So, in short, Rik's explanation is very close. The edges of crystals may be thin, so have little retardance, altering the phase of all wavelengths a little, resulting in increasingly bright grey. As the shift becomes significant enough to get to a half-wave, the polarization state is rotated 90°, meaning that the color which is retarded such makes it through the analyzer unmolested. Other colors will make it through the analyzer to lesser degrees, resulting in white-light interference fringes.
As the thickness is increased to cause multiple waves of retardance, the colors are all jumbled up, generally making sickly green and magenta fringes. For example, if there is 250 nm retardance, That is half-wave for 500 nm light, so bluish-green makes it through the analyzer, with a drop off in intensity for other wavelengths. At 550 nm, 250 nm is 0.45 waves. If we now say that there is 2500 nm of retardance, or 5 waves at 500 nm, then that light is unchanged, so is blocked.
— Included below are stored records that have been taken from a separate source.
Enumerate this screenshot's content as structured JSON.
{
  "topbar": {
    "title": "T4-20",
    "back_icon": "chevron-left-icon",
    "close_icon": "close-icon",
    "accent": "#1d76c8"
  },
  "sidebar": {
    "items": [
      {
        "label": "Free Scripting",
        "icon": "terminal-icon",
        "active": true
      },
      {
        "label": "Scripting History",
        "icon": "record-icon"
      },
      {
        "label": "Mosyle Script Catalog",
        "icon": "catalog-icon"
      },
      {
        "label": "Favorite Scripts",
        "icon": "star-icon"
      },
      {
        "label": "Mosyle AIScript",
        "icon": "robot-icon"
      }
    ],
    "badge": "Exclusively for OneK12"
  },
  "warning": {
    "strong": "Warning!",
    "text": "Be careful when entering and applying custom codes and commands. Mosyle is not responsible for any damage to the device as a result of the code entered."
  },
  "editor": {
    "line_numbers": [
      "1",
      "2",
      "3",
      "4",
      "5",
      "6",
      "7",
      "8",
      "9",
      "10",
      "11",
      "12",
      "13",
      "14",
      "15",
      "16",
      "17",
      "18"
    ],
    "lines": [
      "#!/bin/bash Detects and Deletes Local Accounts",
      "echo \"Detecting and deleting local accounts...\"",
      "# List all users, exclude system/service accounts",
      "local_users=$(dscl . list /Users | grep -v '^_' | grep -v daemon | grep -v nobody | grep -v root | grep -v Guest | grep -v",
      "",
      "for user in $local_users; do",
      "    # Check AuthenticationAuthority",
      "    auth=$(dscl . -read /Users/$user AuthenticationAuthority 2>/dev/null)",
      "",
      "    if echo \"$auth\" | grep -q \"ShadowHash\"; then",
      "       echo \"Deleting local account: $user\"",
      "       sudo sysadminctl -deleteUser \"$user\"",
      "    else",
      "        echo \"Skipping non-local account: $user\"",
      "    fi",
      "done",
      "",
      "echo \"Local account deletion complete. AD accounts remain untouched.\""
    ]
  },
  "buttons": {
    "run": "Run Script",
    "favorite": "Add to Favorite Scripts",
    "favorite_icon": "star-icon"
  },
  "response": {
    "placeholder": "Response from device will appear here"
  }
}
However, 550 nm light is 4.55 waves of retardance. The point is that for thin specimens, This change from 500 to 550 nm is only a difference of 0.05 waves of retardance, but for the thicker specimen, it is 0.45 waves, meaning that the light going through the analyzer changes quickly with varying wavelength, allowing a wider variety of colors to simultaneously be transmitted.
Some examples of this color mash-up can be seen in my post about interference microscopy http://www.photomacrography.net/forum/v ... hp?t=33684 and more polarization discussion is on my website in the "Optics Primer" section.
A couple of key points to remember:
If you have crossed polarizers and introduce a birefringent material between them, rotating the material makes it such that the light is extincted every 90° since you are then putting linearly polarized light down one of the principal axes (fast or slow, extraordinary or ordinary) and it is unaffected. As Rik says, it has to be exactly 45° between axes, with exactly a quarter-wave retardance at that wavelength to get circular polarization out. Rik's observation that some parts of his crystal were very dark are likely because that portion has it's axes rotated in a different orientation. Rotating the specimen between crossed polarizers would resolve this question, as those would become brightly colored at different orientations.
This discussion has been about uniaxial crystals. Things get a bit stranger with biaxial crystals.
Optical activity (remember - the term that started this whole thing? ) is circular birefringence (and, yes, there is elliptical birefringence, but it refers to something a little different). The discussion about Rik's photos are about linear birefringence.
A useful concept to understand polarization states and how they are modified by birefringence (of all types) is the Poincare' Sphere, where linear polarization is on the equator of the sphere and R/L circular are the poles. Neither a point or a line has any area.... the surface of the sphere are all the elliptical states, which is one way to visualize that all polarized light is elliptical. Birefringence rotates the sphere, causing the polarization state to move to a new location on the sphere. Circular birefringence rotates about the poles, changing longitude, so the latitude cannot be changed (which is why I earlier said that circular birefringence doesn't have an axis.) Linear birefringence pierces through at the equator. A 90° phase shift (quarter-wave), rotates the state up to the pole, if oriented correctly. Spinning the sphere about the point where your polarization state is leaves your state unchanged.
Sorry for the delay and then the length of the reply, but it is a good topic for us all to be familiar with.
Images taken in a controlled environment or with a posed subject. All subject types.